(App and web page records)
===

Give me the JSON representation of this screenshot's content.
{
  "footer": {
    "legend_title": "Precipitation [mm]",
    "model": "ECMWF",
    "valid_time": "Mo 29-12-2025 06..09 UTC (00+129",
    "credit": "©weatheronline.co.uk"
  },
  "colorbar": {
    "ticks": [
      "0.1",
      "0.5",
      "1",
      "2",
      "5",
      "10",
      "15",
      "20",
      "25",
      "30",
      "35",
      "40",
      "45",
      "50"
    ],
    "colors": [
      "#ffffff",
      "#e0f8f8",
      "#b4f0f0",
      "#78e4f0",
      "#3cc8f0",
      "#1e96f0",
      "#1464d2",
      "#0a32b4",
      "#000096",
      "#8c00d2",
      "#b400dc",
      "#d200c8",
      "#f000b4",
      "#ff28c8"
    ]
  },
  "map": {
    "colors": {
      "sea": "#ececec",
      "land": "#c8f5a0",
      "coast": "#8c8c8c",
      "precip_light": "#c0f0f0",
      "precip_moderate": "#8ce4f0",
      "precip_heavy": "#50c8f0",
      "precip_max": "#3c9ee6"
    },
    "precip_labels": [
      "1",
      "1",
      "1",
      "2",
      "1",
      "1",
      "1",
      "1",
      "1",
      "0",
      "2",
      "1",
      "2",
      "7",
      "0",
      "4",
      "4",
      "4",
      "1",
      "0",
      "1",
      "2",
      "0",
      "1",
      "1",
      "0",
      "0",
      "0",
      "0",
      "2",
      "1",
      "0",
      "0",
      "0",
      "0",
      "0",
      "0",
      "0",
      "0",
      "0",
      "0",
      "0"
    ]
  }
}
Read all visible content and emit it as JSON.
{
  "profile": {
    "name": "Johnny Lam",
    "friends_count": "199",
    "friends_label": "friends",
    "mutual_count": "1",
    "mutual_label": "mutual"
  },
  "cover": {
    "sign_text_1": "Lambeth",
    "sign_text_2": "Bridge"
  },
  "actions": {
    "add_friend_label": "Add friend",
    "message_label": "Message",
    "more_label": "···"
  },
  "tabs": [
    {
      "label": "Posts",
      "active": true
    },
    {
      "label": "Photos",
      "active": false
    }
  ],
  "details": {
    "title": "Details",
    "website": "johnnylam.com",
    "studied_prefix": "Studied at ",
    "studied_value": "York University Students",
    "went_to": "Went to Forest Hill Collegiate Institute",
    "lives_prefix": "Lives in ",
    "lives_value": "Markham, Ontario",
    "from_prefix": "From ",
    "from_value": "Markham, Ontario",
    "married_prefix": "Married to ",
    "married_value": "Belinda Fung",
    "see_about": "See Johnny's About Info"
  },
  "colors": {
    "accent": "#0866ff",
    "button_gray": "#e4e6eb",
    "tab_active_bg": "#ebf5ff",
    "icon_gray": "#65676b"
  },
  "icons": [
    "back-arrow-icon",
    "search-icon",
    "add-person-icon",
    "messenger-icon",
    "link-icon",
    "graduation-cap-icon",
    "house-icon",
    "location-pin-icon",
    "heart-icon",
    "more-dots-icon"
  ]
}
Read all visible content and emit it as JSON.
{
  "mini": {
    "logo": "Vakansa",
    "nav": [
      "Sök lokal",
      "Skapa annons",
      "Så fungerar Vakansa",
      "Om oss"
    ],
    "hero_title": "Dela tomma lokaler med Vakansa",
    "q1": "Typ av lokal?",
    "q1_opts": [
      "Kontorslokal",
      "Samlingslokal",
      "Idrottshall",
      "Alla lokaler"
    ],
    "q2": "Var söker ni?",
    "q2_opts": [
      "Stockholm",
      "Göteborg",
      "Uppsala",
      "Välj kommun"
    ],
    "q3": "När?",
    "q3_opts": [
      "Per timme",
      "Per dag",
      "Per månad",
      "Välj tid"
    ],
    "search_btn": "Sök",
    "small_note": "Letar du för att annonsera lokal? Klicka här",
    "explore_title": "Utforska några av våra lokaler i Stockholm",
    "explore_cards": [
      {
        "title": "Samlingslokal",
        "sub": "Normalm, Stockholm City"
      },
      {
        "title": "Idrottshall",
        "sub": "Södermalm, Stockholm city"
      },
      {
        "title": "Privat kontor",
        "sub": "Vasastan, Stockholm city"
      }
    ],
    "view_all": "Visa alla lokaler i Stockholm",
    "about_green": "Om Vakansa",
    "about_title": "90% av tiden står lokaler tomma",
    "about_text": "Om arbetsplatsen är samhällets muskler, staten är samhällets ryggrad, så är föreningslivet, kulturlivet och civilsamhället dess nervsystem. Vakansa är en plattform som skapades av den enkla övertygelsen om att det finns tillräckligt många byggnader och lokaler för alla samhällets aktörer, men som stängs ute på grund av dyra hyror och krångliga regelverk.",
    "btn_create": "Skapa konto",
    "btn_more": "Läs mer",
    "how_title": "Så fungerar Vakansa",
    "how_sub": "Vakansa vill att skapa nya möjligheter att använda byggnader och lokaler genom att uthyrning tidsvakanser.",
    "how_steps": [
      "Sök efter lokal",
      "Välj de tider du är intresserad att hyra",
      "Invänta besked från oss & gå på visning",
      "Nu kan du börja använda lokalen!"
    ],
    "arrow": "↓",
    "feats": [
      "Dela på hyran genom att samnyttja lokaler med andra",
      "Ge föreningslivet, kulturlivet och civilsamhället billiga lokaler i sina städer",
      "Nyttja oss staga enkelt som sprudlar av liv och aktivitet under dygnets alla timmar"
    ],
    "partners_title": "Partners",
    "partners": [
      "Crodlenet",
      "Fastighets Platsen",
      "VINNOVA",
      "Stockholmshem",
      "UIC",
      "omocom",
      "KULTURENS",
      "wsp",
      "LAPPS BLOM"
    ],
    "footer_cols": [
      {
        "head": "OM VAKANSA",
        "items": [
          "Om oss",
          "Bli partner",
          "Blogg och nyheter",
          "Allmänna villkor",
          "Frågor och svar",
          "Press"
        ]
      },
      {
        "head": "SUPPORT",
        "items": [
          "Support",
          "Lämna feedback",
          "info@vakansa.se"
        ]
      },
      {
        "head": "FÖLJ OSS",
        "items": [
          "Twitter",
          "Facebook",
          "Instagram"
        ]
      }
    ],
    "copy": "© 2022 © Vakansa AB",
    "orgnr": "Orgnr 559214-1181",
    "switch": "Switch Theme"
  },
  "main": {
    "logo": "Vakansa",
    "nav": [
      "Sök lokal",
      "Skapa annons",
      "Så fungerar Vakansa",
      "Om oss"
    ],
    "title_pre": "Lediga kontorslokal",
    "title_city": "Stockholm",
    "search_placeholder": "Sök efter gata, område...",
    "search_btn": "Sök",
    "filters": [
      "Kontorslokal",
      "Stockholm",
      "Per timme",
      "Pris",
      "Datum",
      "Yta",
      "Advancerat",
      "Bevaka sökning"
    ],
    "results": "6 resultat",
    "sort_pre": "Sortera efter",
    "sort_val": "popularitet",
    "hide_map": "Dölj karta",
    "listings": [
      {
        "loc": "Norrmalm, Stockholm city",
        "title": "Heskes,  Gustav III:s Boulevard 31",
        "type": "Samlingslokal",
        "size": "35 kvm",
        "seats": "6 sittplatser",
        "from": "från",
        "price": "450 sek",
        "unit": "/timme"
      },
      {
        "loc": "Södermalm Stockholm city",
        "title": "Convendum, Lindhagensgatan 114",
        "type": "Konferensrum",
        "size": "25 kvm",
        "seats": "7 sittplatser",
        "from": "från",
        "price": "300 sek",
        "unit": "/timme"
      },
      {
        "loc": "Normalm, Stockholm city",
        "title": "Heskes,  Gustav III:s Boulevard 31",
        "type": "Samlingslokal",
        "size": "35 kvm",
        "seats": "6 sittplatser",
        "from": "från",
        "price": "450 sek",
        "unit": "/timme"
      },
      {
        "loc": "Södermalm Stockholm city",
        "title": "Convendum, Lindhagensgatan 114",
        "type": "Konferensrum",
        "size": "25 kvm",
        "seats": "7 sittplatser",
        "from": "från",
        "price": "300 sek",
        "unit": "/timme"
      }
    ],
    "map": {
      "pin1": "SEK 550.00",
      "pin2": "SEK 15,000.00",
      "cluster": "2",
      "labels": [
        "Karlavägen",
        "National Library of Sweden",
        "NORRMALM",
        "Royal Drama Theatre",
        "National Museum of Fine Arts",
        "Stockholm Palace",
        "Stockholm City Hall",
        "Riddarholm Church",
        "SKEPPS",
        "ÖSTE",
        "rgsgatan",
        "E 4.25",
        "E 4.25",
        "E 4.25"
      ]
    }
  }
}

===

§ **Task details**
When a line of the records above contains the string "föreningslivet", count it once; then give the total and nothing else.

§ **Solved problem**
2